The following is a guest post by the organizers of the “Communicate Collaborate Engage: An Interprofessional Education Discussion in the Health Sciences” workshop committee.
The term “interprofessional education” (IPE) pops up a lot these days in the health sciences literature. What is it, and how can we best put it into practice?

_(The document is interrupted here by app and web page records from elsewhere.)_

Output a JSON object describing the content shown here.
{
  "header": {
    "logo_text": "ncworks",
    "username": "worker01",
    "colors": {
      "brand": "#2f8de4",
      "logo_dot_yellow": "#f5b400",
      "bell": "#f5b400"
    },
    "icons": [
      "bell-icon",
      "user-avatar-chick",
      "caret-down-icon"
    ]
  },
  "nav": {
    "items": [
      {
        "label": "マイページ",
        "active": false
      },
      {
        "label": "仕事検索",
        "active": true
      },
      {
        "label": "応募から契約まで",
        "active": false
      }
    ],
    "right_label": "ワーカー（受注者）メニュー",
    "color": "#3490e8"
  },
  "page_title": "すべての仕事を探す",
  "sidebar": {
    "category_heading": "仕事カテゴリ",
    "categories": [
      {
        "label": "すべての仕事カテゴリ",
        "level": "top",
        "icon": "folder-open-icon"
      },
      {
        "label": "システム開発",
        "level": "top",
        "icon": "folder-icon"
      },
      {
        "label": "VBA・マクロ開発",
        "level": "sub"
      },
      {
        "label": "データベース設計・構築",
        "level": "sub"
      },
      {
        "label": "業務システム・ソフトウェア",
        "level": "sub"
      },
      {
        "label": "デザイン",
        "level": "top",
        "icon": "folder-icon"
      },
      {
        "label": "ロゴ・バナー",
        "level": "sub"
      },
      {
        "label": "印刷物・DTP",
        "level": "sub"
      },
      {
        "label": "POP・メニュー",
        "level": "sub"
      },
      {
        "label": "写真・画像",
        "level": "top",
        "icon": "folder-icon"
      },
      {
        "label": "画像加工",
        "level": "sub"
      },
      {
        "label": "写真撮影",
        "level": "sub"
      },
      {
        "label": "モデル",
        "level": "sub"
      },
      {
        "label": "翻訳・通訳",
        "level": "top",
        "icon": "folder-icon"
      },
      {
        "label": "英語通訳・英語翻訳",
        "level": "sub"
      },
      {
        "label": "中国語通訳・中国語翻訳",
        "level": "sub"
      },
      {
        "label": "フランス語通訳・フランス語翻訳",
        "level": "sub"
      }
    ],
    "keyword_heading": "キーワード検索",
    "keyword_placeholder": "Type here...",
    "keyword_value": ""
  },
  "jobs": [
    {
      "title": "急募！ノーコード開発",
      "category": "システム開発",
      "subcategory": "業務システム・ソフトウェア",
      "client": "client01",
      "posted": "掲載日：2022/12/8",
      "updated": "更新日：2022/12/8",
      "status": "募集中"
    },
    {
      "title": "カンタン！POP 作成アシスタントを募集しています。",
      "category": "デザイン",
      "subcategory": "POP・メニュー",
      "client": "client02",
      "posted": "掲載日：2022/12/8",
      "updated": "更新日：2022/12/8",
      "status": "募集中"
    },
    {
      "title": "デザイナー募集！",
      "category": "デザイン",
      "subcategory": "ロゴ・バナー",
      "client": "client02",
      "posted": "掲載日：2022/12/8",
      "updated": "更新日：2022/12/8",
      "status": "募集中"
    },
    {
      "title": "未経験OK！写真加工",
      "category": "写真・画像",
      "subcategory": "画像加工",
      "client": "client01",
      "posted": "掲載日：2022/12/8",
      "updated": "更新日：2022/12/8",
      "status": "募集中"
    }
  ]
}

The University of Washington Health Sciences Library (UW HSL) was awarded a Community Health Outreach grant from the National Network of Libraries of Medicine’s Pacific Northwest Region to put on a one-day conference on interprofessional education in the health sciences. It was timed to coincide with the American Library Association’s (ALA) Midwinter Meeting in Seattle to attract more librarians, but was also open to faculty, staff and students at UW. Over forty people attended, with librarians the majority group. The theme was Communicate Collaborate Engage: An Interprofessional Education Discussion in the Health Sciences, and focused on IPE faculty development and community engagement. The program consisted of three speakers and a panel of community members who have put IPE into practice. Two activities were integrated into the program including Impromptu Networking which was led by UW HSL’s Nikki Dettmar and a project charter activity, led by UW’s Institute of Translational Health Sciences’ (ITHS) Lean Specialist, Jennifer Sprecher.
Maria Wamsley, MD, from the University of California San Francisco (UCSF), spoke on From the Classroom to the Clinic: Meaningful IPE in Workplace Settings. She discussed how UCSF has set up teams in the hospital with a fixed nurse, social worker and pharmacist, in addition to attending physicians, residents, interns and students. There are regular meetings with the team where the benefits have been a greater appreciation of each member’s role and the importance of shared knowledge.
Jennifer Sprecher, ITHS, spoke on the skills which make an effective team, which in turn is what drives an IPE group’s success. Jennifer and Nicole Summerside also spoke on Collaboration and Continuous Learning across the IPE Continuum: Lessons Learned and a Look Ahead. Highlights included that miscommunication coupled with inadequate care coordination, particularly for chronic conditions, has led to unnecessary deaths and problems. IPE helps in the pursuit of the Triple Aim by improving the patient experience of care, improving the health of populations, and reducing the per capita cost of health care.
The community engagement panel included a clinician, a student and a community partner.
The panel was moderated by Tracy Brazg, Assistant Director of the UW’s Center for Health Sciences Interprofessional Education, Research and Practice (CHSIE), the coordinating body of IPE for the UW’s health sciences schools.
A diverse mix of attendees enjoyed lively discussions on what lessons each person could take back to their practice. The assessment/evaluation forms that were turned in were unanimously positive, with people saying they had come out of the program knowing more about IPE, wanting to bring it to their institutions, and also wanting to develop an ongoing community conversation.
The planning committee at UW HSL included Andrea Ball, Nikki Dettmar, and Lynly Beard with fiscal support from Mary Martha McNally and administrative oversight from Emily Patridge.